  • Merleau-Ponty, M. (1964). The primary of perception. Evanston: Northwestern University Press.Google Scholar

  • Osborne, H. (1970). The art of appreciation. New York: Oxford University Press.Google Scholar

  • Rorty, R. (1989). Contingency, irony and solidarity. Cambridge: Cambridge University Press.Google Scholar

  • Rorty, R. (1993). Human rights, rationality, and sentimentality. In S. Shute, & S.Google Scholar

  • Hurley (Eds.) On human rights: The Oxford amnesty lectures 1993. (pp. 111-134).Web of ScienceGoogle Scholar

  • New York: BasicBooks.Google Scholar

  • Rorty, R. (1997). Justice as a larger loyalty, Ethical Perspectives 4 (2), pp. 139-152.Google Scholar

  • Stolnitz, J. (1969). The aesthetic attitude. In J. Hospers (Ed.) Introductory readings in aesthetics (pp. 17-27). New York: Free Press.Google Scholar

  • United Nations Education, Science and Cultural Organization (UNESCO) (2013).Google Scholar

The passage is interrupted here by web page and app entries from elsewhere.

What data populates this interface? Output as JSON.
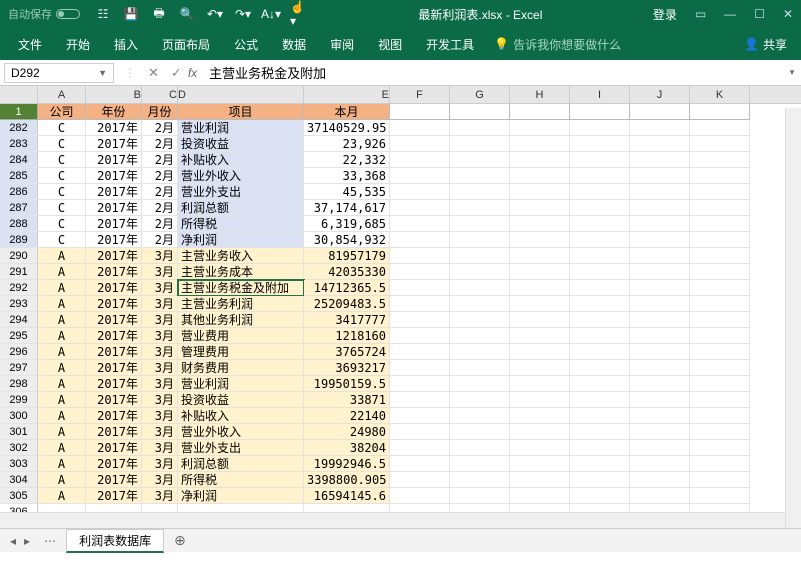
{
  "titlebar": {
    "autosave": "自动保存",
    "doc": "最新利润表.xlsx - Excel",
    "login": "登录"
  },
  "ribbon": {
    "tabs": [
      "文件",
      "开始",
      "插入",
      "页面布局",
      "公式",
      "数据",
      "审阅",
      "视图",
      "开发工具"
    ],
    "tellme": "告诉我你想要做什么",
    "share": "共享"
  },
  "namebox": "D292",
  "formula": "主营业务税金及附加",
  "col_letters": [
    "A",
    "B",
    "C",
    "D",
    "E",
    "F",
    "G",
    "H",
    "I",
    "J",
    "K"
  ],
  "headers": [
    "公司",
    "年份",
    "月份",
    "项目",
    "本月"
  ],
  "active_row": 292,
  "rows": [
    {
      "n": 282,
      "cls": "blue",
      "c": [
        "C",
        "2017年",
        "2月",
        "营业利润",
        "37140529.95"
      ]
    },
    {
      "n": 283,
      "cls": "blue",
      "c": [
        "C",
        "2017年",
        "2月",
        "投资收益",
        "23,926"
      ]
    },
    {
      "n": 284,
      "cls": "blue",
      "c": [
        "C",
        "2017年",
        "2月",
        "补贴收入",
        "22,332"
      ]
    },
    {
      "n": 285,
      "cls": "blue",
      "c": [
        "C",
        "2017年",
        "2月",
        "营业外收入",
        "33,368"
      ]
    },
    {
      "n": 286,
      "cls": "blue",
      "c": [
        "C",
        "2017年",
        "2月",
        "营业外支出",
        "45,535"
      ]
    },
    {
      "n": 287,
      "cls": "blue",
      "c": [
        "C",
        "2017年",
        "2月",
        "利润总额",
        "37,174,617"
      ]
    },
    {
      "n": 288,
      "cls": "blue",
      "c": [
        "C",
        "2017年",
        "2月",
        "所得税",
        "6,319,685"
      ]
    },
    {
      "n": 289,
      "cls": "blue",
      "c": [
        "C",
        "2017年",
        "2月",
        "净利润",
        "30,854,932"
      ]
    },
    {
      "n": 290,
      "cls": "pale",
      "c": [
        "A",
        "2017年",
        "3月",
        "主营业务收入",
        "81957179"
      ]
    },
    {
      "n": 291,
      "cls": "pale",
      "c": [
        "A",
        "2017年",
        "3月",
        "主营业务成本",
        "42035330"
      ]
    },
    {
      "n": 292,
      "cls": "pale",
      "c": [
        "A",
        "2017年",
        "3月",
        "主营业务税金及附加",
        "14712365.5"
      ]
    },
    {
      "n": 293,
      "cls": "pale",
      "c": [
        "A",
        "2017年",
        "3月",
        "主营业务利润",
        "25209483.5"
      ]
    },
    {
      "n": 294,
      "cls": "pale",
      "c": [
        "A",
        "2017年",
        "3月",
        "其他业务利润",
        "3417777"
      ]
    },
    {
      "n": 295,
      "cls": "pale",
      "c": [
        "A",
        "2017年",
        "3月",
        "营业费用",
        "1218160"
      ]
    },
    {
      "n": 296,
      "cls": "pale",
      "c": [
        "A",
        "2017年",
        "3月",
        "管理费用",
        "3765724"
      ]
    },
    {
      "n": 297,
      "cls": "pale",
      "c": [
        "A",
        "2017年",
        "3月",
        "财务费用",
        "3693217"
      ]
    },
    {
      "n": 298,
      "cls": "pale",
      "c": [
        "A",
        "2017年",
        "3月",
        "营业利润",
        "19950159.5"
      ]
    },
    {
      "n": 299,
      "cls": "pale",
      "c": [
        "A",
        "2017年",
        "3月",
        "投资收益",
        "33871"
      ]
    },
    {
      "n": 300,
      "cls": "pale",
      "c": [
        "A",
        "2017年",
        "3月",
        "补贴收入",
        "22140"
      ]
    },
    {
      "n": 301,
      "cls": "pale",
      "c": [
        "A",
        "2017年",
        "3月",
        "营业外收入",
        "24980"
      ]
    },
    {
      "n": 302,
      "cls": "pale",
      "c": [
        "A",
        "2017年",
        "3月",
        "营业外支出",
        "38204"
      ]
    },
    {
      "n": 303,
      "cls": "pale",
      "c": [
        "A",
        "2017年",
        "3月",
        "利润总额",
        "19992946.5"
      ]
    },
    {
      "n": 304,
      "cls": "pale",
      "c": [
        "A",
        "2017年",
        "3月",
        "所得税",
        "3398800.905"
      ]
    },
    {
      "n": 305,
      "cls": "pale",
      "c": [
        "A",
        "2017年",
        "3月",
        "净利润",
        "16594145.6"
      ]
    },
    {
      "n": 306,
      "cls": "white",
      "c": [
        "",
        "",
        "",
        "",
        ""
      ]
    }
  ],
  "sheet_tab": "利润表数据库"
}
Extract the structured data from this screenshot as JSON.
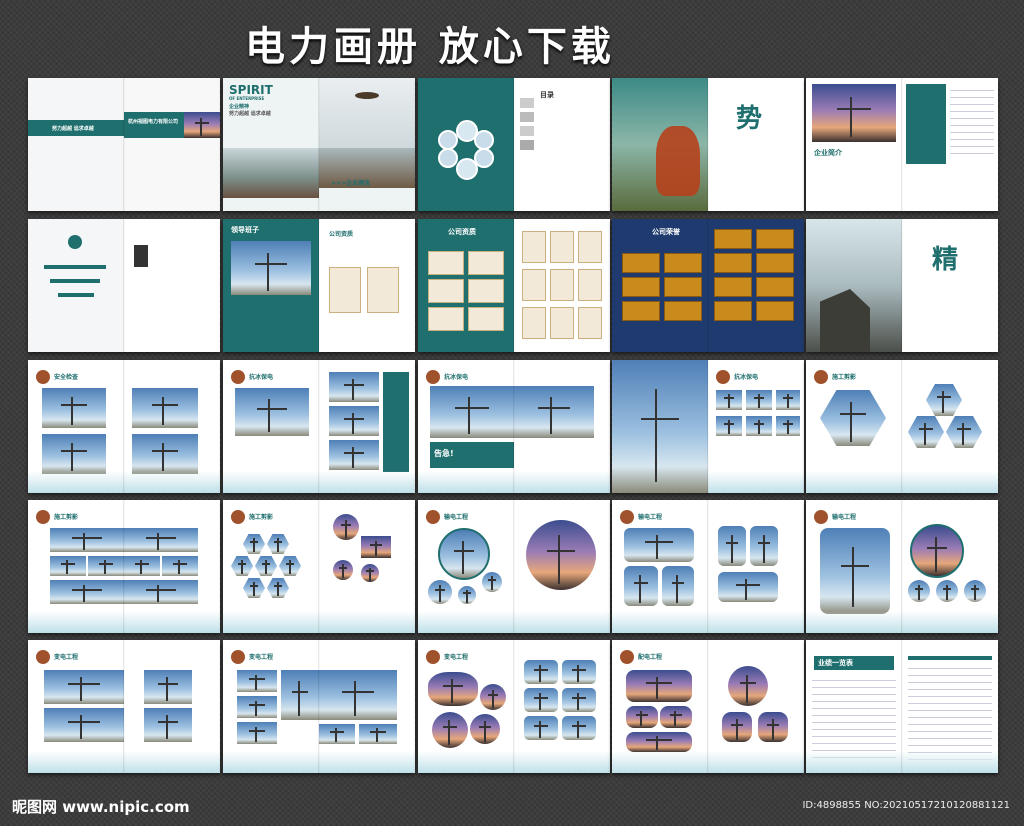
{
  "page_title": "电力画册  放心下载",
  "footer": {
    "site": "昵图网 www.nipic.com",
    "id_line": "ID:4898855 NO:20210517210120881121"
  },
  "spreads": {
    "cover_company": "杭州视图电力有限公司",
    "cover_slogan": "努力超越 追求卓越",
    "spirit_title": "SPIRIT",
    "spirit_sub": "OF ENTERPRISE",
    "spirit_cn": "企业精神",
    "spirit_motto": "努力超越 追求卓越",
    "concept_label": ">>>企业理念",
    "contents_label": "目录",
    "shi_char": "势",
    "jing_char": "精",
    "intro_label": "企业简介",
    "leader_label": "领导班子",
    "qualification_label": "公司资质",
    "honor_label": "公司荣誉",
    "safety_label": "安全检查",
    "flood_label": "抗冰保电",
    "warning_label": "告急!",
    "construction_label": "施工剪影",
    "transmission_label": "输电工程",
    "substation_label": "变电工程",
    "distribution_label": "配电工程",
    "performance_label": "业绩一览表"
  },
  "colors": {
    "accent_teal": "#1f6f6e",
    "background": "#3a3a3a",
    "gold": "#c98b1c"
  }
}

  • Why learn about the holocaust in schools? Retrieve June 28, 2013, from UNESCO website: http://www.unesco.org/new/en/education/resources/online-materials/ single-view/news/why_learn_about_the_holocaust_in_schools/ Van Manen, M. (1990). Researching lived experience: human science for an action sensitive pedagogy. Albany: The State University of New York. Google Scholar

About the article

Published Online: 2014-07-10

Published in Print: 2014-06-01


Citation Information: Journal of Pedagogy, ISSN (Online) 1338-2144, DOI: https://doi.org/10.2478/jped-2014-0003.

Export Citation

© by Ruyu Hung. This article is distributed under the terms of the Creative Commons Attribution Non-Commercial License, which permits unrestricted non-commercial use, distribution, and reproduction in any medium, provided the original work is properly cited. BY-NC-ND 3.0

Comments (0)

Please log in or register to comment.
Log in